Likewise, a certain “Loida” and some people in Maasim lamented that Pacquiao broke his promise to give them livelihood assistance.
Even an indigenous tribe in the province is not happy with Pacquiao’s “scarcity.”
Tribal leaders have been complaining about the champion’s broken promise to build farm-to-market roads in the towns of Malungon, Maitum and Kiamba.
“Pacquaio is too busy with his boxing training instead of fulfilling his promises to us,” said Fulong Dulay, a B’laan tribe member in Maitum town.
They bewailed that the former eight-division boxing champion seemed to have forgotten his commitments to his constituents.
“All the more that Congressman Pacquiao could no longer fulfill all his promises to his constituents because he is now becoming bankrupt. And with his standing big loans, he may have to engage in 10 or 20 times fights to stay afloat,” said Dennis Fluvia, a California-based businessman who attended the 15th Tuna Festival in General Santos City, during a gathering with his media friends.
Meanwhile, the source said that Pacquiao’s planned ecozone in Barangay Olympog may no longer push through because the 300-hectare land that he bought is not viable because the place is near a watershed area.
On Tuesday, Pacquiao’s camp quickly denied reports of his supposed bankruptcy.
Pacquiao’s long-time lawyer, Franklin Gacal, also an elected councilor in General Santos, laughed off news that Pacquiao is on the brink of backruptcy.
“It’s nothing and false,” Gacal told The Manila Times in a phone interview.
“I Just heard it [bankruptcy) but there is no truth about it. Although Manny [Pacquiao] is a generous and kind person, he never goes in that kind of situation,” Gacal stressed.
Even the source of previous news reports about Pacquiao’s dire financial condition, Rex “Wakee” Salud, made a denial.
“I was merely misquoted and taken out of context,” Salud, who also apologized to Pacquiao, said in a separate interview.
Reports about the bankruptcy issue came right after Pacquiao confirmed that he had sold his house and lot in Los Angeles in the US for $2.7 million. The Pacquiao camp said the property was sold because nobody stays and uses that house. Also, the tax in US has been getting higher.

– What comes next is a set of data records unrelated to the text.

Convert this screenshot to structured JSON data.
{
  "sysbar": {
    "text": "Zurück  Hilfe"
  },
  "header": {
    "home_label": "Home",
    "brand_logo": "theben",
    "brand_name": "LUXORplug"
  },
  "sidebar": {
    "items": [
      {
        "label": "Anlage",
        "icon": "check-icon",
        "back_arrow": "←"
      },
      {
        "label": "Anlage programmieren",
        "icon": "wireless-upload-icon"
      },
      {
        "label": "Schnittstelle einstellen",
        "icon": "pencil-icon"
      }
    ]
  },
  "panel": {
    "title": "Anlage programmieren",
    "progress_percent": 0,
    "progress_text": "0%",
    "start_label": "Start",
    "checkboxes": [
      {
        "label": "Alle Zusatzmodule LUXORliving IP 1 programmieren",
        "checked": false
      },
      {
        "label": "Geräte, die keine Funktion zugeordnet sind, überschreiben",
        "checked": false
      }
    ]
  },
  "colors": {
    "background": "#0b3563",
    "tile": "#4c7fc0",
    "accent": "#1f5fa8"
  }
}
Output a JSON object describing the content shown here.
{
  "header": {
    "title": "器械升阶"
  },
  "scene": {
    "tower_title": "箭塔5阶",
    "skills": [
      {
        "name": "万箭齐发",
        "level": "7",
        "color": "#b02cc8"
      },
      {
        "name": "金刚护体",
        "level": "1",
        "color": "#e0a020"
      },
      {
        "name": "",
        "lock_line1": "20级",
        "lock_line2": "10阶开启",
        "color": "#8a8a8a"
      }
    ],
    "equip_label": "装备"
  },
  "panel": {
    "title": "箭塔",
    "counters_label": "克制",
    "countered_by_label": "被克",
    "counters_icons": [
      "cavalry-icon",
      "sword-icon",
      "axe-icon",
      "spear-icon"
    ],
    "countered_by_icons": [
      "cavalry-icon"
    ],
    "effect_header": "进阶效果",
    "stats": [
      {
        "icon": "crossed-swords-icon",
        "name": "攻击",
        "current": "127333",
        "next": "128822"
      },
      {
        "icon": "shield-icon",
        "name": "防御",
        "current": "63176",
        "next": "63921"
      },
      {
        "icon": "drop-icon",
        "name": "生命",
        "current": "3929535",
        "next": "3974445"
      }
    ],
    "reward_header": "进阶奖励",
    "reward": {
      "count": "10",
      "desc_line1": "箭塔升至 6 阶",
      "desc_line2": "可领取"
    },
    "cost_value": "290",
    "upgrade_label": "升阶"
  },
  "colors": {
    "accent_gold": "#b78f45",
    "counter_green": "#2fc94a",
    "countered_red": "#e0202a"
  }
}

Gacal also said that his client remains in control of his financial investments here and abroad. Besides, the lawyer claimed that Pacquiao has different endorsement deals from various international and local companies amounting to millions of dollars.
Pacquiao is considered one of the richest athletes in the world due to his remarkable feat in professional boxing since 2003. He has an estimated net worth of $85 million.
Pacquiao, 34, will clash against Mexican-American Brandon Rios on November 24 at the Cotai Arena in Venetian Hotel and Casino in Macau, China for his comeback fight after being knocked out in the second round last December by Mexican archrival Juan Manuel Marquez.
It is considered as another multi-million dollar deal between Pacquiao and Arum, owner of Top Rank Promotion.